- [DATASET EXTRACT]:

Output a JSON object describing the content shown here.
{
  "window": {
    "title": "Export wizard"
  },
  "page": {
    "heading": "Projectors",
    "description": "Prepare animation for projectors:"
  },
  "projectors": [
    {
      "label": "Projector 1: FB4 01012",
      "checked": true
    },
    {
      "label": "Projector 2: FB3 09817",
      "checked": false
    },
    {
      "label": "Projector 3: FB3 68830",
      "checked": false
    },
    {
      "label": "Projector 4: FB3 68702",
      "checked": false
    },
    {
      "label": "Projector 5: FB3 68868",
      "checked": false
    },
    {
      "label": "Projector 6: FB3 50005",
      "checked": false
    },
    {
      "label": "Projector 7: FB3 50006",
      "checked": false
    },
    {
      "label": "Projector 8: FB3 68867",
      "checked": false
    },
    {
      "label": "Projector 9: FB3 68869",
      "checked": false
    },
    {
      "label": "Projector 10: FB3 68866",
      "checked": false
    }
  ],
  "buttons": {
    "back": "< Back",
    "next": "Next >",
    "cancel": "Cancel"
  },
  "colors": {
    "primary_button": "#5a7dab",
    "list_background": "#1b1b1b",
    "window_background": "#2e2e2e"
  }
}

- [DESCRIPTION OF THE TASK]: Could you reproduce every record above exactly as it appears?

- [REPLY TO THE TASK]:
Output a JSON object describing the content shown here.
{
  "window": {
    "title": "Export wizard"
  },
  "page": {
    "heading": "Projectors",
    "description": "Prepare animation for projectors:"
  },
  "projectors": [
    {
      "label": "Projector 1: FB4 01012",
      "checked": true
    },
    {
      "label": "Projector 2: FB3 09817",
      "checked": false
    },
    {
      "label": "Projector 3: FB3 68830",
      "checked": false
    },
    {
      "label": "Projector 4: FB3 68702",
      "checked": false
    },
    {
      "label": "Projector 5: FB3 68868",
      "checked": false
    },
    {
      "label": "Projector 6: FB3 50005",
      "checked": false
    },
    {
      "label": "Projector 7: FB3 50006",
      "checked": false
    },
    {
      "label": "Projector 8: FB3 68867",
      "checked": false
    },
    {
      "label": "Projector 9: FB3 68869",
      "checked": false
    },
    {
      "label": "Projector 10: FB3 68866",
      "checked": false
    }
  ],
  "buttons": {
    "back": "< Back",
    "next": "Next >",
    "cancel": "Cancel"
  },
  "colors": {
    "primary_button": "#5a7dab",
    "list_background": "#1b1b1b",
    "window_background": "#2e2e2e"
  }
}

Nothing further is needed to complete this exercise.